- Proper hydration supports overall skin health. Aim to drink an adequate amount of water each day.
- High-stress levels can trigger hormonal fluctuations that contribute to acne. Practice stress-reducing activities like meditation, deep breathing exercises, or yoga.
- Exercise promotes blood circulation and overall well-being, which can benefit your skin. Just remember to shower promptly after sweating to prevent pore congestion.
- While some sun exposure can help improve acne temporarily, excessive sun exposure can lead to skin damage and potentially worsen acne in the long run. Use a non-comedogenic sunscreen.
- Avoid picking, squeezing, or popping pimples, as this can lead to inflammation, scarring, and potentially spread bacteria.
Remember that consistency and patience are key in acne prevention. It's important to give any new skincare routine or treatment time to show results. Additionally, what works for one person may not work for another, so it's a good idea to tailor your approach to your individual skin type and concerns.

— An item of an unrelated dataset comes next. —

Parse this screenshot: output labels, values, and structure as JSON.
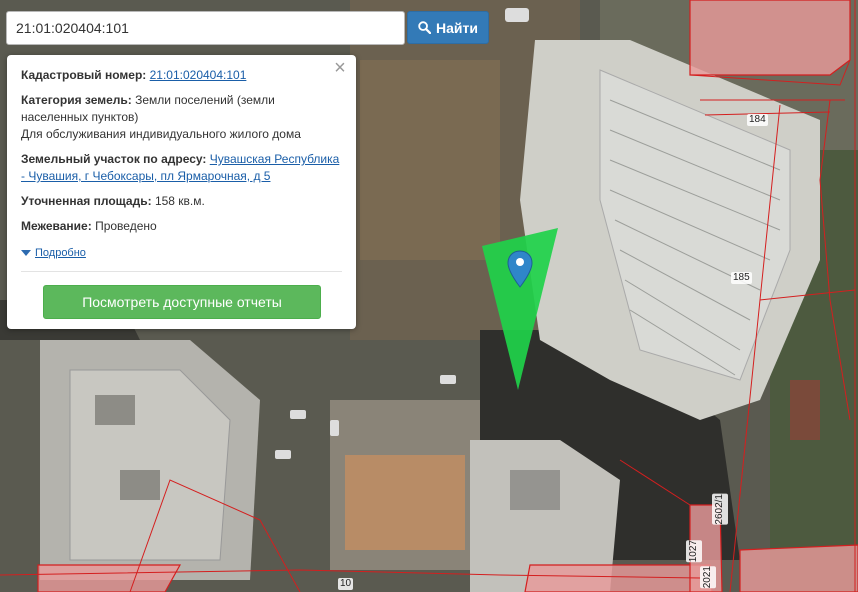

In conclusion, acne face mapping can provide valuable insights into potential underlying issues and can guide you when your skin may be trying to tell you something.